The eventful history of the military aircraft Joint Strike Fighter (F35) is like an educational fable. It enables us to contemplate on the one hand the sometimes almost perverse mechanisms of US foreign and defence policy and, on the other, the process of voluntary abandonment of European positions and strengths. In short, it acts as an eminently instructive “digest” of the transatlantic relationship.
It should be recognized that the American idea to "multinationalize" their new military aircraft is, without any irony, brilliant. Of course, they had to find a few docile and servile dupes in order to make it work. But in this regard, Europe is never short of candidates. The five NATO countries jumping on the occasion were not the least bothered by the fact that in exchange of their financial contribution to the development costs of the (still fictitious) super-plane, all they received were promises. Even these latter became more and more scarcely. And the whole at the price of the sabotaging their own (European) opportunities. The Pentagon’s spectacular publicity stunts quickly turned out to be exactly what they were: publicity stunts. The meeting between propaganda and reality was sometimes brutal even for these zealous governments, the incarnations of unconditional Atlanticism. With regard to their influence on the program (less than null), to technology transfers (quasi non-existent, if not in the other way), to industrial repercussions (unsignificant), to the planned deadlines (revised and re-revised), to the aircraft’s unit price (on the rise) or to bureaucratic turf wars in Washington (without a break), European "partners" had to resign themselves to only observing the events. What is more, observing from a distance (their representatives are lodged in a building separate from the program office), under control (of the American director of the international division, who had most remarkably specified that the all these countries’ contributions, except for that of the British, only means “some extras"), and cloistered (Washington took care to separate them from each other, and place them in distinct sub-directorates in accordance with their "category" as contributors). But the crux of the matter lies elsewhere. The "co-operation" à la Joint Strike Fighter (JSF) was conceived with two strategic objectives in mind: destroy European defence industry and formalize the absolute dependence of the plane’s purchaser-users with respect to the US systems.

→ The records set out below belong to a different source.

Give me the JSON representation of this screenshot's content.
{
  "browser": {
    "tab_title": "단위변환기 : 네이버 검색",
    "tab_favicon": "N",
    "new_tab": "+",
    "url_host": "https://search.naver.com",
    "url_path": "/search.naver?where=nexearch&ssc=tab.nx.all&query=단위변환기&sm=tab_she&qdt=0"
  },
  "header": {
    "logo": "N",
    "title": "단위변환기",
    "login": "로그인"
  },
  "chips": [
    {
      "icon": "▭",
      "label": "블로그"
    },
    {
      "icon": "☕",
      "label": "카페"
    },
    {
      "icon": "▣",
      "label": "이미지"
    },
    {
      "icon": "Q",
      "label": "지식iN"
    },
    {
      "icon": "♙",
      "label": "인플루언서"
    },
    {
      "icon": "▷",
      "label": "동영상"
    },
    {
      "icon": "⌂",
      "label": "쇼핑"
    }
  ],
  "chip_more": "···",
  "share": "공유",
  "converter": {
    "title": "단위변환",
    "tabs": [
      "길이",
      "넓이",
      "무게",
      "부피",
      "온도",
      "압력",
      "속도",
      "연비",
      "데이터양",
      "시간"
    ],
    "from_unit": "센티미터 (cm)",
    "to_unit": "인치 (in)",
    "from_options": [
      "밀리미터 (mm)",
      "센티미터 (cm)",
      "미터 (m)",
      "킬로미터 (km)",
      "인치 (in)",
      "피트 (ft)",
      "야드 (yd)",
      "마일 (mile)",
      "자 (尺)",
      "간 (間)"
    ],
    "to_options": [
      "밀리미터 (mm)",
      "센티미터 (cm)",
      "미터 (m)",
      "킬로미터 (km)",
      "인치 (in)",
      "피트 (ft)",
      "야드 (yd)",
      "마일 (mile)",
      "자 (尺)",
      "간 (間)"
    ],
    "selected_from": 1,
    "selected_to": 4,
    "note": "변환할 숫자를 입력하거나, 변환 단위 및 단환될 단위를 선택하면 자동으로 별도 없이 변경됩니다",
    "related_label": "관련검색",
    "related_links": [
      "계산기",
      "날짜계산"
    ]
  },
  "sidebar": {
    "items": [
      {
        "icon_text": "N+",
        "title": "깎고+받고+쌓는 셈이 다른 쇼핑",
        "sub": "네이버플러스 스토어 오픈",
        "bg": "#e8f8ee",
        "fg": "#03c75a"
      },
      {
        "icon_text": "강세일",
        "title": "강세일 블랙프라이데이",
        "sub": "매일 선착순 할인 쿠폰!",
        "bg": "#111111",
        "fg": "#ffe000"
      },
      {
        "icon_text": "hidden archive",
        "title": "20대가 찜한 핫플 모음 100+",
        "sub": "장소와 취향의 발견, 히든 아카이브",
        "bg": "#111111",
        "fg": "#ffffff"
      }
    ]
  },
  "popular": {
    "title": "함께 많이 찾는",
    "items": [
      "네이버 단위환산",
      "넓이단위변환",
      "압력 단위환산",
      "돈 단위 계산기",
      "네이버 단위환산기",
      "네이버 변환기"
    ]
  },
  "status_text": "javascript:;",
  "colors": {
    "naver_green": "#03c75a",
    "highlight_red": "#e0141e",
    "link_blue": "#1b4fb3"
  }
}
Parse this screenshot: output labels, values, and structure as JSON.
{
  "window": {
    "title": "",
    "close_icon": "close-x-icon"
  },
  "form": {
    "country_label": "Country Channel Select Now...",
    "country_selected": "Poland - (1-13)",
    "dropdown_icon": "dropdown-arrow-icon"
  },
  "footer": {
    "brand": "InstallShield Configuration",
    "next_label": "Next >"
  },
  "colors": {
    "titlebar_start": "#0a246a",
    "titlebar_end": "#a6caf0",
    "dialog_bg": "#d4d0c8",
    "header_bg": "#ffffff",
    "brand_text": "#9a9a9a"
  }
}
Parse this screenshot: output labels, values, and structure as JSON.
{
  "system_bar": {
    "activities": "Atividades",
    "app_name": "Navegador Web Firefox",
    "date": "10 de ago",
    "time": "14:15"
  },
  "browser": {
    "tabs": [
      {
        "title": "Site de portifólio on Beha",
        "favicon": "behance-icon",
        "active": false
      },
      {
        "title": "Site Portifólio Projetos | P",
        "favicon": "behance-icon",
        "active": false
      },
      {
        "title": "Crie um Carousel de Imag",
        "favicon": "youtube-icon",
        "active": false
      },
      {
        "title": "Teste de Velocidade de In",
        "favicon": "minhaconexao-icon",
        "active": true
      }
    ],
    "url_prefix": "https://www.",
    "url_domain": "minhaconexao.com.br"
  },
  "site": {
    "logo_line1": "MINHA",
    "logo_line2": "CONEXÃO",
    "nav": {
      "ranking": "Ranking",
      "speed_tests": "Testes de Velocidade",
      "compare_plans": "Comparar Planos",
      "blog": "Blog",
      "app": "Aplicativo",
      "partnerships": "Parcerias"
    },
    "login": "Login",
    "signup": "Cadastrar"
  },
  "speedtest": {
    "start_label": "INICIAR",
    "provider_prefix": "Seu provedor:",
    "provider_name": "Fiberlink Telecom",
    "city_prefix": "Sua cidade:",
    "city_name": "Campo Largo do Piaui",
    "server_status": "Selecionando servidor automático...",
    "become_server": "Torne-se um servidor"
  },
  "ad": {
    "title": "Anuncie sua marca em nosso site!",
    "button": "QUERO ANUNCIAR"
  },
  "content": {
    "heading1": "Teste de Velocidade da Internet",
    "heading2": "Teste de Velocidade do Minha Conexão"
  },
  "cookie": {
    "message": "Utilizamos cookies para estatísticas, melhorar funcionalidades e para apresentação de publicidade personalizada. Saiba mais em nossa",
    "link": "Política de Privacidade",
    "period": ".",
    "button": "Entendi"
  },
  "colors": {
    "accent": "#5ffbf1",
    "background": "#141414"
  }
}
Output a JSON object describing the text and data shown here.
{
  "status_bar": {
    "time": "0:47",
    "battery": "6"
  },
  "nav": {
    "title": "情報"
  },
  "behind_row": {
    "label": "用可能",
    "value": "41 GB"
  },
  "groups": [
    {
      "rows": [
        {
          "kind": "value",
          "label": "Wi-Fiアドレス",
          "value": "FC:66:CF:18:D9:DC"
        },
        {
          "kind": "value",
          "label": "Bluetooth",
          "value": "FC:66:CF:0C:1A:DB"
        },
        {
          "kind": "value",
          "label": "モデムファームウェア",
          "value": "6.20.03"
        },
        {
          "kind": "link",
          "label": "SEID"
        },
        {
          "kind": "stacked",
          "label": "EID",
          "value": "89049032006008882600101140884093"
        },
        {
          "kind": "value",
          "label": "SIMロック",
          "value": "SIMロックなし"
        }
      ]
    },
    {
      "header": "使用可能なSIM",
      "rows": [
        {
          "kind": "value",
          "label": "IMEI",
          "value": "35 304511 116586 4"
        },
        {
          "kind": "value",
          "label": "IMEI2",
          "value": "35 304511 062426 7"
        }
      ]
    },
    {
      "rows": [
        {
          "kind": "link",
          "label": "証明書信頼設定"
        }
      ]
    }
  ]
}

Concerning the first target, JSF is meant to kill three birds with one stone. It allows to drastically reduce potential outlets for its European competitors (Rafale and Eurofighter); to draw away considerable funds from the Europeans’ research and development budgets; and to critically reduce their possibilities of co-operation among themselves. As for the second objective, the absolute dependence of future purchaser-users is ensured by multiple means. According to the American projects, the software codes of the avionics are not communicated (not even to the British, yet contributing to the amount of 2 billion dollars in the development phase); assembly of the aircrafts and training of the pilots would only take place on US soil; electronics is optimized to be used while being integrated in the American systems, within the framework of operations led by Washington; and supply of components and services would only be available through a centralized mechanism, certainly cost-effective, but most importantly kept under US control. A Resolution of the WEU Assembly (the single parliamentary body competent in defence matters at the European level) pointed out the dangers, as far back as in June 2002: the members of Parliament judged that “the choice of the JSF for equipping the air forces of a number of member states will have adverse consequences for the future of the European aeronautics industry and in terms of interoperability of equipment between European states in the context of implementing a European security and defence policy”. They asked “the member states concerned to reconsider their participation in the JSF programmeme, bearing in mind European solutions now available and the fact that the effect on the future of the European aeronautics industry of any choice in favour of JSF might be detrimental to strengthening European military capabilities”. Even if the warning is merely symbolic, it has the merit to be unequivocally clear.
Full text in Hungarian.
armement, joint strike fighter/f-35